Why agriculture is the centre for integrated rural development aspirations
On Saturday, a group of experts from various institutions held a discussion on integrated rural development to accelerate food production in the country.
This was a forum hosted by the Ebony Centre that brought together senior government dignitaries, including ministers from the line ministries.
Actually, the purpose of the event was to allow the experts and stakeholders to generate ideas that could be used to accelerate rural development.
The debate was very positive and encouraging and, if taken seriously by our government and ministries concerned, will help in empowering the local people in rural areas.
Agricultural development is one aspect of integrated rural development.
The functions of agriculture in the development process are vital because no development can take place without the involvement of agriculture.
However, increasing agricultural productivity cannot be attained by the physical extension of farms without the application of improved technology and better management systems.
There is a great need to empower young people because that is the driving force behind the idea of integrated rural development.
The people in the rural areas have great ideas to increase the food production of the country, but lack of support from the government and partners and poor roads have always been their major challenges.
It is very important for the government to ensure good roads are constructed to connect farming communities to the market and also allow wholesalers who would like to buy directly from the farms.
Most of the fresh foods, including fruits and vegetables, that are sold in Juba and imported from Uganda are bought from deep in the villages, hundreds of kilometres away.
This is only possible due to the accessibility of the farms and markets as well.
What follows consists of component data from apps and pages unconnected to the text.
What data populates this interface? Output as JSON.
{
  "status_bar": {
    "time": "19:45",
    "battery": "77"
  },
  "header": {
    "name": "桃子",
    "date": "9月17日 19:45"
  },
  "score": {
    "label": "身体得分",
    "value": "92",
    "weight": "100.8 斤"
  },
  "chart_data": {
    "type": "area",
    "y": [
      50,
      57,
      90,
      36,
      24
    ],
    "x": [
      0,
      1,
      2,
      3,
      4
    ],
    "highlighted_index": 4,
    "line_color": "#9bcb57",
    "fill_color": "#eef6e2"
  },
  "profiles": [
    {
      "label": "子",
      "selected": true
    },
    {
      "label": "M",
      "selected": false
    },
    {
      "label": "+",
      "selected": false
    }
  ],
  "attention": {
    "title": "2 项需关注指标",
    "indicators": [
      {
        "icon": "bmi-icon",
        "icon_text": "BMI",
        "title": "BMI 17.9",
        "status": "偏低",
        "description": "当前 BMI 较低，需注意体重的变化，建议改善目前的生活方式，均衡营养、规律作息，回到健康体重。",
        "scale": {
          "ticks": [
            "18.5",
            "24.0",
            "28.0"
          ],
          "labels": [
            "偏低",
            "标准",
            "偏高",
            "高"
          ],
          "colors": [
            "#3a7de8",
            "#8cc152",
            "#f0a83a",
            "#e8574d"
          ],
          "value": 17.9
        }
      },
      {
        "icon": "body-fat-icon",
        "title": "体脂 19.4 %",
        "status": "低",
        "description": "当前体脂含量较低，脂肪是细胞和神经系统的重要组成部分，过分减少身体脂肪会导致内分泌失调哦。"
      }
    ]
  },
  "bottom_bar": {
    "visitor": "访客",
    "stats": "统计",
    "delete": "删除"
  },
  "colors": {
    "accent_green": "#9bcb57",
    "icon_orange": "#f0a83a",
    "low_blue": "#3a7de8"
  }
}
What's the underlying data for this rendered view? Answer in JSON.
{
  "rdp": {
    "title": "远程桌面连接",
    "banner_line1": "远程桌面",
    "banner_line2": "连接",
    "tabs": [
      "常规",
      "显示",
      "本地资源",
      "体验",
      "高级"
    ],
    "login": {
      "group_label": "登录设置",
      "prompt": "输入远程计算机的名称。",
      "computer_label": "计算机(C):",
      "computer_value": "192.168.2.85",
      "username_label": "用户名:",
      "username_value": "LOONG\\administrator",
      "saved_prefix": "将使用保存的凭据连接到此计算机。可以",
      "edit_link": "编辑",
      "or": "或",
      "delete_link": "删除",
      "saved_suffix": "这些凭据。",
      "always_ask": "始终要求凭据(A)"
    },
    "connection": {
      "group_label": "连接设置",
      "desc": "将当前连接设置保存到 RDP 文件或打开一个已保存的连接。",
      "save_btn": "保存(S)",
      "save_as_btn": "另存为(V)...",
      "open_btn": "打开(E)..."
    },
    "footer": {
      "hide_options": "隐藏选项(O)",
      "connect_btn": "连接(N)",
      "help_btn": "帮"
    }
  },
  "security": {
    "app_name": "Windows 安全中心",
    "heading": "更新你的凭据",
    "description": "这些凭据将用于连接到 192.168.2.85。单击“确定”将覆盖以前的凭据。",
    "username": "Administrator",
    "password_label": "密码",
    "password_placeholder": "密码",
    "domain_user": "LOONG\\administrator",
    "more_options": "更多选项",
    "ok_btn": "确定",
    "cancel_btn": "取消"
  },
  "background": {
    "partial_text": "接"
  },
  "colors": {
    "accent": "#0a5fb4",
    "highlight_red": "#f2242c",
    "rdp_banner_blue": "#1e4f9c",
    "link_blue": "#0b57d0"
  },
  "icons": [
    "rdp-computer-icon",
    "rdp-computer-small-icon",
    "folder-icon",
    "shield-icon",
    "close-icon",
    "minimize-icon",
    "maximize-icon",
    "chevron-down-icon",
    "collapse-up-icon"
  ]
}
So, we need connectivity between buyers and sellers, which could only be possible through better roads.
Of course, there are several organisations that are empowering local households across communities in the country through small-scale farming to meet the nutrition needs of the family.
But there is a need to empower our people through subsistence farming for a sustainable future and economic growth.